* [WHAT IS EXPECTED] Pick out each line in these entries that contains the string "Speed".

* [INPUT FOR THIS TASK]
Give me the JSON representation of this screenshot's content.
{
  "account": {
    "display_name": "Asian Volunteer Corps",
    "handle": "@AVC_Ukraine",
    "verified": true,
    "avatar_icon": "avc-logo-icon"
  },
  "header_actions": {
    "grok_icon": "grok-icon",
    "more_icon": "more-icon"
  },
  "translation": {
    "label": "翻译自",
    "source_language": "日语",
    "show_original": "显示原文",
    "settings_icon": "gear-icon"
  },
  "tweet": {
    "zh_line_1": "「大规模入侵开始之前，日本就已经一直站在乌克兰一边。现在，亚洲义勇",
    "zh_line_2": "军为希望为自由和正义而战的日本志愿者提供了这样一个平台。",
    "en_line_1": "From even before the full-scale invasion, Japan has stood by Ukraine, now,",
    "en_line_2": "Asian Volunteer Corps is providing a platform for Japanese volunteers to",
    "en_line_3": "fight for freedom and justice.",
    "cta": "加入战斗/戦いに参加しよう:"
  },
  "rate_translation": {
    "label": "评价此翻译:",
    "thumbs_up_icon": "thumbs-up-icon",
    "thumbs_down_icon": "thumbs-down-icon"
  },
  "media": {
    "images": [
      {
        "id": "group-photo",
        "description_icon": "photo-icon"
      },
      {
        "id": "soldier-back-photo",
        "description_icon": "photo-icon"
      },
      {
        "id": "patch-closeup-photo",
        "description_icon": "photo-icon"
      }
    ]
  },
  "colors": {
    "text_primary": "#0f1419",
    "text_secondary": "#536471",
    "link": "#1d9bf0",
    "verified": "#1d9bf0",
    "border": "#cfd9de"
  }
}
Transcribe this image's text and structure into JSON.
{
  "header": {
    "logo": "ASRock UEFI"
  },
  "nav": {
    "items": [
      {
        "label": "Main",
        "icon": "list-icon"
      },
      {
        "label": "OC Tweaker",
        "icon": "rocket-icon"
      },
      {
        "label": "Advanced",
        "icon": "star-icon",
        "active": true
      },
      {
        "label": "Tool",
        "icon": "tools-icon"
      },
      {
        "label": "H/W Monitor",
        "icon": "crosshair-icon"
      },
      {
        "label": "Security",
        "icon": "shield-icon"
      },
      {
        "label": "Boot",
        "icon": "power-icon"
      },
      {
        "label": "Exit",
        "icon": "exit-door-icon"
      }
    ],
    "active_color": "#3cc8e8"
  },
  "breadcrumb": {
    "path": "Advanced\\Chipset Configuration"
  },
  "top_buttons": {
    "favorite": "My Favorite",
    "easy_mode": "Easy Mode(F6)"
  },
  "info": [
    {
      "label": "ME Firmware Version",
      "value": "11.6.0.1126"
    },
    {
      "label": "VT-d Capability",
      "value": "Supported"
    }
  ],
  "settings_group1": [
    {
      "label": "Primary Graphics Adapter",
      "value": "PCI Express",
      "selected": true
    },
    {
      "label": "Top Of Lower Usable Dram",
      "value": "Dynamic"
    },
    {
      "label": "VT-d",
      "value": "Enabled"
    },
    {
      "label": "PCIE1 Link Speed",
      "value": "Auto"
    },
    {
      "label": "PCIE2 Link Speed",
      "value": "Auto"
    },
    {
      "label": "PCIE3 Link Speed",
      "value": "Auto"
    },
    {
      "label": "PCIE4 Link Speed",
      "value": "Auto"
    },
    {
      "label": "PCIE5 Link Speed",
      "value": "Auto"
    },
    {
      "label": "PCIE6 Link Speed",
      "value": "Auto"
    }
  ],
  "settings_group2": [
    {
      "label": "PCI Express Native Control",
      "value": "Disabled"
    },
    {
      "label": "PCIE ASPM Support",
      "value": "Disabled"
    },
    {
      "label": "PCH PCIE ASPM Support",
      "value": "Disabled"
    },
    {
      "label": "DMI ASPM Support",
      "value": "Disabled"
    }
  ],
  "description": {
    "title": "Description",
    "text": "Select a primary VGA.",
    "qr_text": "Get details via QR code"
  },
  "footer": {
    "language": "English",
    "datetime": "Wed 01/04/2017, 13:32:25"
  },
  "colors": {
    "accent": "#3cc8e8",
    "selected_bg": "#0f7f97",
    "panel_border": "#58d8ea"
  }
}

* [EXERCISE RESPONSE]
      "label": "PCIE1 Link Speed",
      "label": "PCIE2 Link Speed",
      "label": "PCIE3 Link Speed",
      "label": "PCIE4 Link Speed",
      "label": "PCIE5 Link Speed",
      "label": "PCIE6 Link Speed",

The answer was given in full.